═══ Extracted records ═══

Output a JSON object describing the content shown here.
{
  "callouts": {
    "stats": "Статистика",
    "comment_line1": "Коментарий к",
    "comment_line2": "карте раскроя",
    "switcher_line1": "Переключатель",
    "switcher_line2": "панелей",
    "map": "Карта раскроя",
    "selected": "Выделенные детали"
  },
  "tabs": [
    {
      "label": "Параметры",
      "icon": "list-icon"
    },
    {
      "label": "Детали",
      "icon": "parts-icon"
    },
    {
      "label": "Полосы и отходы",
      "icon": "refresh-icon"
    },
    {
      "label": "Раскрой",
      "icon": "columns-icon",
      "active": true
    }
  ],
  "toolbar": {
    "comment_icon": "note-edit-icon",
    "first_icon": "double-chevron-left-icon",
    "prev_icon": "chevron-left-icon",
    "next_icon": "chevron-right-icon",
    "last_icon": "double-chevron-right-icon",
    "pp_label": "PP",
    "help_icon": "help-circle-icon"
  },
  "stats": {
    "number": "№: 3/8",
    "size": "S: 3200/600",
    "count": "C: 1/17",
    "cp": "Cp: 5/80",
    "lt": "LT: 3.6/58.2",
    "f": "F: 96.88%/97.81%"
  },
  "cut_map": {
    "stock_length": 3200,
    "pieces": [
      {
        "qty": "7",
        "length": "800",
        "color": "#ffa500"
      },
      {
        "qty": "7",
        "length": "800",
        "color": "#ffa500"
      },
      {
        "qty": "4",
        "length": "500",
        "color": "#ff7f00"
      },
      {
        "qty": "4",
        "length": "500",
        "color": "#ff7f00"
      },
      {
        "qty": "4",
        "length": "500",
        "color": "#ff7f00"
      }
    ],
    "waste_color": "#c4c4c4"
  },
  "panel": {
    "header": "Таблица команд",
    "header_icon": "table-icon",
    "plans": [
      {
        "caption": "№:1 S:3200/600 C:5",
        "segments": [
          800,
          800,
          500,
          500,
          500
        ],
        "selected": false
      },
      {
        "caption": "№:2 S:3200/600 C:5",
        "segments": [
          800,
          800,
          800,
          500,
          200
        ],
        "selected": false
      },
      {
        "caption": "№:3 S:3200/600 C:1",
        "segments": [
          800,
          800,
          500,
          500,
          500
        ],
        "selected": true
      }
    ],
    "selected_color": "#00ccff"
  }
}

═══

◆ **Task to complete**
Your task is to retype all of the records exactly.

◆ **Result of the task**
Output a JSON object describing the content shown here.
{
  "callouts": {
    "stats": "Статистика",
    "comment_line1": "Коментарий к",
    "comment_line2": "карте раскроя",
    "switcher_line1": "Переключатель",
    "switcher_line2": "панелей",
    "map": "Карта раскроя",
    "selected": "Выделенные детали"
  },
  "tabs": [
    {
      "label": "Параметры",
      "icon": "list-icon"
    },
    {
      "label": "Детали",
      "icon": "parts-icon"
    },
    {
      "label": "Полосы и отходы",
      "icon": "refresh-icon"
    },
    {
      "label": "Раскрой",
      "icon": "columns-icon",
      "active": true
    }
  ],
  "toolbar": {
    "comment_icon": "note-edit-icon",
    "first_icon": "double-chevron-left-icon",
    "prev_icon": "chevron-left-icon",
    "next_icon": "chevron-right-icon",
    "last_icon": "double-chevron-right-icon",
    "pp_label": "PP",
    "help_icon": "help-circle-icon"
  },
  "stats": {
    "number": "№: 3/8",
    "size": "S: 3200/600",
    "count": "C: 1/17",
    "cp": "Cp: 5/80",
    "lt": "LT: 3.6/58.2",
    "f": "F: 96.88%/97.81%"
  },
  "cut_map": {
    "stock_length": 3200,
    "pieces": [
      {
        "qty": "7",
        "length": "800",
        "color": "#ffa500"
      },
      {
        "qty": "7",
        "length": "800",
        "color": "#ffa500"
      },
      {
        "qty": "4",
        "length": "500",
        "color": "#ff7f00"
      },
      {
        "qty": "4",
        "length": "500",
        "color": "#ff7f00"
      },
      {
        "qty": "4",
        "length": "500",
        "color": "#ff7f00"
      }
    ],
    "waste_color": "#c4c4c4"
  },
  "panel": {
    "header": "Таблица команд",
    "header_icon": "table-icon",
    "plans": [
      {
        "caption": "№:1 S:3200/600 C:5",
        "segments": [
          800,
          800,
          500,
          500,
          500
        ],
        "selected": false
      },
      {
        "caption": "№:2 S:3200/600 C:5",
        "segments": [
          800,
          800,
          800,
          500,
          200
        ],
        "selected": false
      },
      {
        "caption": "№:3 S:3200/600 C:1",
        "segments": [
          800,
          800,
          500,
          500,
          500
        ],
        "selected": true
      }
    ],
    "selected_color": "#00ccff"
  }
}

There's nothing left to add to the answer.